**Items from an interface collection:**
************
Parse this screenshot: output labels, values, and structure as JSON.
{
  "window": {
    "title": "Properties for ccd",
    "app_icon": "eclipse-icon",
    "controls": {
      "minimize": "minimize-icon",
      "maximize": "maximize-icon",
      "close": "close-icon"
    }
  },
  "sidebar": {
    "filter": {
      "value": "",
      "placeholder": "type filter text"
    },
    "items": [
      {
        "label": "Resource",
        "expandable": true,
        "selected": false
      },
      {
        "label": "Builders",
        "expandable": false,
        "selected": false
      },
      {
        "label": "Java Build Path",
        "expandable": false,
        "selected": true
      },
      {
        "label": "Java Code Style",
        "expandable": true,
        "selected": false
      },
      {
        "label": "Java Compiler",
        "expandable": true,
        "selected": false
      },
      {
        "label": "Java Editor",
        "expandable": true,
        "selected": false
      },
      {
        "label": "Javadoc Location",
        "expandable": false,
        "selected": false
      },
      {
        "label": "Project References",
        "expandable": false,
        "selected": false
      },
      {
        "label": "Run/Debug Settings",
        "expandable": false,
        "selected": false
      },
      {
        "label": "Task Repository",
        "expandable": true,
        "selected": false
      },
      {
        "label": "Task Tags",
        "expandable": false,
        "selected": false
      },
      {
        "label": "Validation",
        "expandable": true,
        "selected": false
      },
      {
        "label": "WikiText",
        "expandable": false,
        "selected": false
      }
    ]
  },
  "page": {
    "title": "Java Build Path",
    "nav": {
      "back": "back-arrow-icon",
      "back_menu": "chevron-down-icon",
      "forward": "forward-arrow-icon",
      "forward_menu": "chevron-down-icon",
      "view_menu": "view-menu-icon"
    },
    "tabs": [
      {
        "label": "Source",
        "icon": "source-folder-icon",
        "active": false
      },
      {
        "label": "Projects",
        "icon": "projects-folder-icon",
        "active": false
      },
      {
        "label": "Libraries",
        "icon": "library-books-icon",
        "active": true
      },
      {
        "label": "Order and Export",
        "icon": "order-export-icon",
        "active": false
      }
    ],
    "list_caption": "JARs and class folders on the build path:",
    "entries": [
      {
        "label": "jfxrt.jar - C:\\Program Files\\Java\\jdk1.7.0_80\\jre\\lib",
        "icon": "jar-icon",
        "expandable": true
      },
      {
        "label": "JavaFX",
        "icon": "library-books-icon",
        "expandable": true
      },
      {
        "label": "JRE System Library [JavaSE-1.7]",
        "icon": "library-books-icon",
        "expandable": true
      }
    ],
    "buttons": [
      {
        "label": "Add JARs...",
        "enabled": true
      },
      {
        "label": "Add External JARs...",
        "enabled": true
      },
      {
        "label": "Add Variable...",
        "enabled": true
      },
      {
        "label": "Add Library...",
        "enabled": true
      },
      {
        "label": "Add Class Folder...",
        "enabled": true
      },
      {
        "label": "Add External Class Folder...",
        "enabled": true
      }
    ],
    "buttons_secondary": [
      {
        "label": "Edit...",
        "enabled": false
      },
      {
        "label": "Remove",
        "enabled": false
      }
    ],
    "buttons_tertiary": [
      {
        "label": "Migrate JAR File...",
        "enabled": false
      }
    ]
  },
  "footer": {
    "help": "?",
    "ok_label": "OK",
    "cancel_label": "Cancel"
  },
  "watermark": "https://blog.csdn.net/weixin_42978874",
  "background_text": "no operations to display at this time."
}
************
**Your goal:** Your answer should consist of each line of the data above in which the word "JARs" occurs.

**Result:**
    "list_caption": "JARs and class folders on the build path:",
        "label": "Add JARs...",
        "label": "Add External JARs...",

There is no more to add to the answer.